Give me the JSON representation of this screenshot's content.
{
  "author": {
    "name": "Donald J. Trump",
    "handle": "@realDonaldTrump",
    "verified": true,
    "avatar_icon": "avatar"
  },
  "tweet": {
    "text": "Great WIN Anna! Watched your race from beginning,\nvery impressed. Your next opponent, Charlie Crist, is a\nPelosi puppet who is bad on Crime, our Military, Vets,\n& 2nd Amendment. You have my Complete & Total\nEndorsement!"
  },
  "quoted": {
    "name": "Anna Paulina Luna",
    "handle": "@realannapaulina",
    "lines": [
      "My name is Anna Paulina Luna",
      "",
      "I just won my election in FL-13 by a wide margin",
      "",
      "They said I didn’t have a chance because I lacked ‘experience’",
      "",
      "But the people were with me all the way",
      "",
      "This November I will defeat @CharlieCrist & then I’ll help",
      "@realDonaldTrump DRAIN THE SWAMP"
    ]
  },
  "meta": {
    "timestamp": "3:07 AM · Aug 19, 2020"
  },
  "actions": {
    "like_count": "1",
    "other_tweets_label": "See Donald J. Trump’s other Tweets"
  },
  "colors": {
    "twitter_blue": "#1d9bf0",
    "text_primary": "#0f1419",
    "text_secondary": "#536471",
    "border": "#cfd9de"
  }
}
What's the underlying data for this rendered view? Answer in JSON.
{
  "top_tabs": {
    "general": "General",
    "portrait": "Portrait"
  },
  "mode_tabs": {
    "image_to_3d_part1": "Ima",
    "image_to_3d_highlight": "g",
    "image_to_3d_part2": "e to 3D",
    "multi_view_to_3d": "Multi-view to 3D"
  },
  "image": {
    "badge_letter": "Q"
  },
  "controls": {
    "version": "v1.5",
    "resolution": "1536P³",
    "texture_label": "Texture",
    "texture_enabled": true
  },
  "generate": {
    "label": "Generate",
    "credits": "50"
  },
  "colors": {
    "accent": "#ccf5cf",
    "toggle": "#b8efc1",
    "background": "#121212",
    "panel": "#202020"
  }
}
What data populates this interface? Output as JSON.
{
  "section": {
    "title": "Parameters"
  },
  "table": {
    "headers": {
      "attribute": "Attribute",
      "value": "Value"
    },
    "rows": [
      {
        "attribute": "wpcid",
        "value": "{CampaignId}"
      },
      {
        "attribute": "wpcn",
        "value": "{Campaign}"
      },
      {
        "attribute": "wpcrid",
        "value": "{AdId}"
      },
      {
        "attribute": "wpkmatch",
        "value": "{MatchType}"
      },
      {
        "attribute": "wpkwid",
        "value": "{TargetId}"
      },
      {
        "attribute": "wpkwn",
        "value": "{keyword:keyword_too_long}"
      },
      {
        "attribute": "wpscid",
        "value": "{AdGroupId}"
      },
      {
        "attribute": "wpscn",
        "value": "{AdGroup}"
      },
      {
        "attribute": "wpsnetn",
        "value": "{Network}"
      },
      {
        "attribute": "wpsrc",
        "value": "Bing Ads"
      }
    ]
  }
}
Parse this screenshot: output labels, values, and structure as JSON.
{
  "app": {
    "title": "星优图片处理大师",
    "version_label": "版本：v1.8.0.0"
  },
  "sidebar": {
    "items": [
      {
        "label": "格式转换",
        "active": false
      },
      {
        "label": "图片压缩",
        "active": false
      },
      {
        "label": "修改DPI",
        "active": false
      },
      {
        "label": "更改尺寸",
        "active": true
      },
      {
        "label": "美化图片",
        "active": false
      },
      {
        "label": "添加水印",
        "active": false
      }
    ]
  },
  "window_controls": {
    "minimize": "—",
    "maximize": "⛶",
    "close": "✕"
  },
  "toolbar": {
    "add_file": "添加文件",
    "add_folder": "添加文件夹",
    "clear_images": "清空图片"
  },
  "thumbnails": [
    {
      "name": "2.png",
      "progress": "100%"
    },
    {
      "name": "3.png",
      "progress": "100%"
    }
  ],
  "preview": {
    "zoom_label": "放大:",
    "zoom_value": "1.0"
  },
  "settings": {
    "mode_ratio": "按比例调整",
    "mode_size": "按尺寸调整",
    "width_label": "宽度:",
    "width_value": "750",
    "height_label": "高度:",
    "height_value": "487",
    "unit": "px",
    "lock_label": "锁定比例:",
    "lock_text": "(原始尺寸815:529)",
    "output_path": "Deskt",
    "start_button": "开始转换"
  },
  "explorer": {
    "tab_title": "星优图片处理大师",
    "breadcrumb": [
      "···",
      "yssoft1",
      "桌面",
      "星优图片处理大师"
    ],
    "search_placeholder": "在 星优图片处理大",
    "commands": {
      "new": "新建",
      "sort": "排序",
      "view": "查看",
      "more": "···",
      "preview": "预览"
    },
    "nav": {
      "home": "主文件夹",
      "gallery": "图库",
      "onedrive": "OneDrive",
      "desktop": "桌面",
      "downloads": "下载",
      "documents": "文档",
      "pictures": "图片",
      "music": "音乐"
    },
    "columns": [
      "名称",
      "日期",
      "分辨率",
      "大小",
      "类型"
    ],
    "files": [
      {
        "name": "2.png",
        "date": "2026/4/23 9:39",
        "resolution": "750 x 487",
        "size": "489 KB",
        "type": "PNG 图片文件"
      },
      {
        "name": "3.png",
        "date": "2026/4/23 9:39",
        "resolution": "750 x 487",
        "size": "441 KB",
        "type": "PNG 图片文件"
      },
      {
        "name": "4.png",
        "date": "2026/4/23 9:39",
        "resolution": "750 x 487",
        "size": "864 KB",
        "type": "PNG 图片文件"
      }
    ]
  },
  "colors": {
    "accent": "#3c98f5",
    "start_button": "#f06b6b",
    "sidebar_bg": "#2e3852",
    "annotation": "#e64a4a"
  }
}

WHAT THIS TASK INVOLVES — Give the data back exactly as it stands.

SOLUTION TO THE PROBLEM —
Give me the JSON representation of this screenshot's content.
{
  "author": {
    "name": "Donald J. Trump",
    "handle": "@realDonaldTrump",
    "verified": true,
    "avatar_icon": "avatar"
  },
  "tweet": {
    "text": "Great WIN Anna! Watched your race from beginning,\nvery impressed. Your next opponent, Charlie Crist, is a\nPelosi puppet who is bad on Crime, our Military, Vets,\n& 2nd Amendment. You have my Complete & Total\nEndorsement!"
  },
  "quoted": {
    "name": "Anna Paulina Luna",
    "handle": "@realannapaulina",
    "lines": [
      "My name is Anna Paulina Luna",
      "",
      "I just won my election in FL-13 by a wide margin",
      "",
      "They said I didn’t have a chance because I lacked ‘experience’",
      "",
      "But the people were with me all the way",
      "",
      "This November I will defeat @CharlieCrist & then I’ll help",
      "@realDonaldTrump DRAIN THE SWAMP"
    ]
  },
  "meta": {
    "timestamp": "3:07 AM · Aug 19, 2020"
  },
  "actions": {
    "like_count": "1",
    "other_tweets_label": "See Donald J. Trump’s other Tweets"
  },
  "colors": {
    "twitter_blue": "#1d9bf0",
    "text_primary": "#0f1419",
    "text_secondary": "#536471",
    "border": "#cfd9de"
  }
}
What's the underlying data for this rendered view? Answer in JSON.
{
  "top_tabs": {
    "general": "General",
    "portrait": "Portrait"
  },
  "mode_tabs": {
    "image_to_3d_part1": "Ima",
    "image_to_3d_highlight": "g",
    "image_to_3d_part2": "e to 3D",
    "multi_view_to_3d": "Multi-view to 3D"
  },
  "image": {
    "badge_letter": "Q"
  },
  "controls": {
    "version": "v1.5",
    "resolution": "1536P³",
    "texture_label": "Texture",
    "texture_enabled": true
  },
  "generate": {
    "label": "Generate",
    "credits": "50"
  },
  "colors": {
    "accent": "#ccf5cf",
    "toggle": "#b8efc1",
    "background": "#121212",
    "panel": "#202020"
  }
}
What data populates this interface? Output as JSON.
{
  "section": {
    "title": "Parameters"
  },
  "table": {
    "headers": {
      "attribute": "Attribute",
      "value": "Value"
    },
    "rows": [
      {
        "attribute": "wpcid",
        "value": "{CampaignId}"
      },
      {
        "attribute": "wpcn",
        "value": "{Campaign}"
      },
      {
        "attribute": "wpcrid",
        "value": "{AdId}"
      },
      {
        "attribute": "wpkmatch",
        "value": "{MatchType}"
      },
      {
        "attribute": "wpkwid",
        "value": "{TargetId}"
      },
      {
        "attribute": "wpkwn",
        "value": "{keyword:keyword_too_long}"
      },
      {
        "attribute": "wpscid",
        "value": "{AdGroupId}"
      },
      {
        "attribute": "wpscn",
        "value": "{AdGroup}"
      },
      {
        "attribute": "wpsnetn",
        "value": "{Network}"
      },
      {
        "attribute": "wpsrc",
        "value": "Bing Ads"
      }
    ]
  }
}
Parse this screenshot: output labels, values, and structure as JSON.
{
  "app": {
    "title": "星优图片处理大师",
    "version_label": "版本：v1.8.0.0"
  },
  "sidebar": {
    "items": [
      {
        "label": "格式转换",
        "active": false
      },
      {
        "label": "图片压缩",
        "active": false
      },
      {
        "label": "修改DPI",
        "active": false
      },
      {
        "label": "更改尺寸",
        "active": true
      },
      {
        "label": "美化图片",
        "active": false
      },
      {
        "label": "添加水印",
        "active": false
      }
    ]
  },
  "window_controls": {
    "minimize": "—",
    "maximize": "⛶",
    "close": "✕"
  },
  "toolbar": {
    "add_file": "添加文件",
    "add_folder": "添加文件夹",
    "clear_images": "清空图片"
  },
  "thumbnails": [
    {
      "name": "2.png",
      "progress": "100%"
    },
    {
      "name": "3.png",
      "progress": "100%"
    }
  ],
  "preview": {
    "zoom_label": "放大:",
    "zoom_value": "1.0"
  },
  "settings": {
    "mode_ratio": "按比例调整",
    "mode_size": "按尺寸调整",
    "width_label": "宽度:",
    "width_value": "750",
    "height_label": "高度:",
    "height_value": "487",
    "unit": "px",
    "lock_label": "锁定比例:",
    "lock_text": "(原始尺寸815:529)",
    "output_path": "Deskt",
    "start_button": "开始转换"
  },
  "explorer": {
    "tab_title": "星优图片处理大师",
    "breadcrumb": [
      "···",
      "yssoft1",
      "桌面",
      "星优图片处理大师"
    ],
    "search_placeholder": "在 星优图片处理大",
    "commands": {
      "new": "新建",
      "sort": "排序",
      "view": "查看",
      "more": "···",
      "preview": "预览"
    },
    "nav": {
      "home": "主文件夹",
      "gallery": "图库",
      "onedrive": "OneDrive",
      "desktop": "桌面",
      "downloads": "下载",
      "documents": "文档",
      "pictures": "图片",
      "music": "音乐"
    },
    "columns": [
      "名称",
      "日期",
      "分辨率",
      "大小",
      "类型"
    ],
    "files": [
      {
        "name": "2.png",
        "date": "2026/4/23 9:39",
        "resolution": "750 x 487",
        "size": "489 KB",
        "type": "PNG 图片文件"
      },
      {
        "name": "3.png",
        "date": "2026/4/23 9:39",
        "resolution": "750 x 487",
        "size": "441 KB",
        "type": "PNG 图片文件"
      },
      {
        "name": "4.png",
        "date": "2026/4/23 9:39",
        "resolution": "750 x 487",
        "size": "864 KB",
        "type": "PNG 图片文件"
      }
    ]
  },
  "colors": {
    "accent": "#3c98f5",
    "start_button": "#f06b6b",
    "sidebar_bg": "#2e3852",
    "annotation": "#e64a4a"
  }
}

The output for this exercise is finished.